Monday, August 19, 2013

Fall hawkwatching season already heating up!

The first hawkwatches are already counting and reporting data to HawkCount.  Even though few have been open for longer than a week, some interesting results are already showing up.

At two Pennsylvania sites, Hawk Mountain and Waggoner’s Gap, each has posted a record early date for the first merlin sighting.  The first merlin was seen at Waggoner’s on August 5 and at Hawk Mountain on August 15.  Waggoner’s also posted a record early Peregrine Falcon sighting on August 4.  Not to be outdone, Corpus Christi in Texas posted its first Peregrine sighting on its first official count day on August 10.  The site’s first merlin sighting came the next day on August 11.

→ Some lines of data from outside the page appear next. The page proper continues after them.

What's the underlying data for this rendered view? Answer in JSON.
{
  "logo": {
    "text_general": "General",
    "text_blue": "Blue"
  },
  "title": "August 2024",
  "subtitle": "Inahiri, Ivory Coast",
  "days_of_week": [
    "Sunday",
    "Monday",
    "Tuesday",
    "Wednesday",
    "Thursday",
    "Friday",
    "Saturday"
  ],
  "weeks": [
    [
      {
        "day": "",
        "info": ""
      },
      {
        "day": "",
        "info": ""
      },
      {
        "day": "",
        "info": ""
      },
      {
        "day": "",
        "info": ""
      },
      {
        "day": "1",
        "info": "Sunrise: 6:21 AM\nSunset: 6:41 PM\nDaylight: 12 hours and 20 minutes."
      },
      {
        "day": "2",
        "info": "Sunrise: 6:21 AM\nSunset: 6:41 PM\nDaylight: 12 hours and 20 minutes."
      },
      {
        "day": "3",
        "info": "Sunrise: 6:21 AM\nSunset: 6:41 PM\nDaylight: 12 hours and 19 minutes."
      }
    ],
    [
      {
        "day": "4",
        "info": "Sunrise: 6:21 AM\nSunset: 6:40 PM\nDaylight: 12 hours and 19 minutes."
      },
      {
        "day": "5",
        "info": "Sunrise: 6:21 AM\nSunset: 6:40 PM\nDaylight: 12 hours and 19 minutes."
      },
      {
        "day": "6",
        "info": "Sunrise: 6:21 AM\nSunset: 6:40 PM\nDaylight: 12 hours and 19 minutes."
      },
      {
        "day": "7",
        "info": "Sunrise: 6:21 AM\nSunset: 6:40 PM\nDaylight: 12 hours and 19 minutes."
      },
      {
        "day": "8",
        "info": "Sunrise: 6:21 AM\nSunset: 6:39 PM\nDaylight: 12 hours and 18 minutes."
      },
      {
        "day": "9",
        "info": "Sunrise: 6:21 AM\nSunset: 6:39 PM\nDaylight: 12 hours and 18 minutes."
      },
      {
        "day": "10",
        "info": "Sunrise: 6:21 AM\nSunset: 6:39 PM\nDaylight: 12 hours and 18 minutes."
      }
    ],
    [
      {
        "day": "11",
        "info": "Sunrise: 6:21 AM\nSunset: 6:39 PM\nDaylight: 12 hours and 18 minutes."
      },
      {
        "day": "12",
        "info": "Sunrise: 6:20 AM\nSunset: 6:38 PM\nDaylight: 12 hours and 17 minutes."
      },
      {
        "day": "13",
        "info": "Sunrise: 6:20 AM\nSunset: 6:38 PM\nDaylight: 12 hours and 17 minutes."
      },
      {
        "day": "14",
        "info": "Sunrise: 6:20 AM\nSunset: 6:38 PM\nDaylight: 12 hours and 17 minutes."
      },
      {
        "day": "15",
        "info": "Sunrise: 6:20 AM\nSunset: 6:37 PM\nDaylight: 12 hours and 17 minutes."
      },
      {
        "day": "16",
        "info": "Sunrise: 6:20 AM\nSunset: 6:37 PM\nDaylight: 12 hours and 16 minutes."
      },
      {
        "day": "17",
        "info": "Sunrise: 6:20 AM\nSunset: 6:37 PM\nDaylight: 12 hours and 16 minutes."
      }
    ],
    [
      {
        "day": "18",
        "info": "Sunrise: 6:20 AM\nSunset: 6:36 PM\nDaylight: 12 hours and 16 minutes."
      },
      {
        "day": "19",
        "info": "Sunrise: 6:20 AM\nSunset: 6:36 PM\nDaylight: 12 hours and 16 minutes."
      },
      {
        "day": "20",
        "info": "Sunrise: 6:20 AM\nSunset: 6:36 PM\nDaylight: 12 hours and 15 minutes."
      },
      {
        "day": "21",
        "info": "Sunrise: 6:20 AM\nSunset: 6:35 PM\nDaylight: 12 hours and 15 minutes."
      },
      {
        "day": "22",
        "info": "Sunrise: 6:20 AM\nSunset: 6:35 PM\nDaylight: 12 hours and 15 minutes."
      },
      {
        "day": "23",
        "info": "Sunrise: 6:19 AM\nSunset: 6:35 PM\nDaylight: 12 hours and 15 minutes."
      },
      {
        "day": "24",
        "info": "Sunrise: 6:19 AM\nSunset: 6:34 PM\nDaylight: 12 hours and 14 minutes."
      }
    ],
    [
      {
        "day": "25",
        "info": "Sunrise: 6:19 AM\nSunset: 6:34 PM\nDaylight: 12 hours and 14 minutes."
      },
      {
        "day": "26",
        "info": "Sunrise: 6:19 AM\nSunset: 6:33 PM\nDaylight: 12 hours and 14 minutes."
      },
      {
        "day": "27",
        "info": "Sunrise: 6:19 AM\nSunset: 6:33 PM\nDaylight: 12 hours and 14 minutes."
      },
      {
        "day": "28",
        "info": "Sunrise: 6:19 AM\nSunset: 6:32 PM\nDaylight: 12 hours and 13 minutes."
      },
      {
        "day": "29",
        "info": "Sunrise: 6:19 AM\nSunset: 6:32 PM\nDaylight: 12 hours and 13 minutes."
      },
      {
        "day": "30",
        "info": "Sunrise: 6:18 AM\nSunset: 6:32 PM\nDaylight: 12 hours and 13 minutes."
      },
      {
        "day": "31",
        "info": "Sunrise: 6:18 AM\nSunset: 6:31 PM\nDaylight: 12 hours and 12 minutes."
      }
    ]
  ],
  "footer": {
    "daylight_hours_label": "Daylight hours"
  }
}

August 17 was Corpus’ first four-digit day of the fledgling raptor season. They tallied 2802 Mississippi Kites.  August 16 wasn’t bad for the kites either, with 550 counted.

The new season has barely started and already it’s giving us something to talk about!

Tuesday, August 6, 2013

Calling all dragonfly enthusiasts!

HMANA has some exciting news about a fun new research opportunity and we’d like to invite you to take part. Starting this year, HMANA is partnering with the Migratory Dragonfly Partnership to assist in the better understanding of dragonfly migration. 

The Migratory Dragonfly Partnership (MDP) is a pioneering citizen science-based study of dragonfly migration in North America that was launched by US Forest Service International Programs and is chaired and coordinated by the Xerces Society, a nonprofit organization that protects wildlife through the conservation of invertebrates and their habitat.  Regular monitoring and centralized reporting among participants across the US, Canada and Mexico will help to answer some of the many questions currently surrounding dragonfly migration and provide information needed to create cross-border conservation programs to protect and sustain the phenomenon.

Where do you come in? Well, what better way to monitor dragonflies than from a local hawkwatch!  Migrating dragonflies are often seen along routes used by migrating birds and hawk watchers are ideally situated to observe dragonfly migration. A lot of us are up there all day, every day throughout the migration season, so why not?

Whether you are a casual hawkwatcher on weekends or a full-time counter, you can participate in this important citizen-science project.  How much you’d like to be involved is up to you.  A hawkwatch may designate a special counter just for dragonflies or use current hawkwatchers to collect the data. Either can work! Counts are timed for as many minutes as you can cover, one, five, ten, for each hour or whenever you can. Estimates of migrant numbers are also accepted (e.g., 500 plus, less than 10, etc.) You may find you don’t have time for dragonfly watching at all which is fine, too.

Check out the downloadable data collection protocol and datasheet available at If you are associated with a particular hawkwatch, please contact me at so we can sign you up.  Please try to respond by August 15, 2013.  We will need to add some data fields to your online HawkCount data entry form.  If you would like to participate on your own, go right ahead. Data sheets should be sent to Xerces Society at the end of the migration season.

For information on the five dragonfly species MDP is tracking and how to identify them in flight go to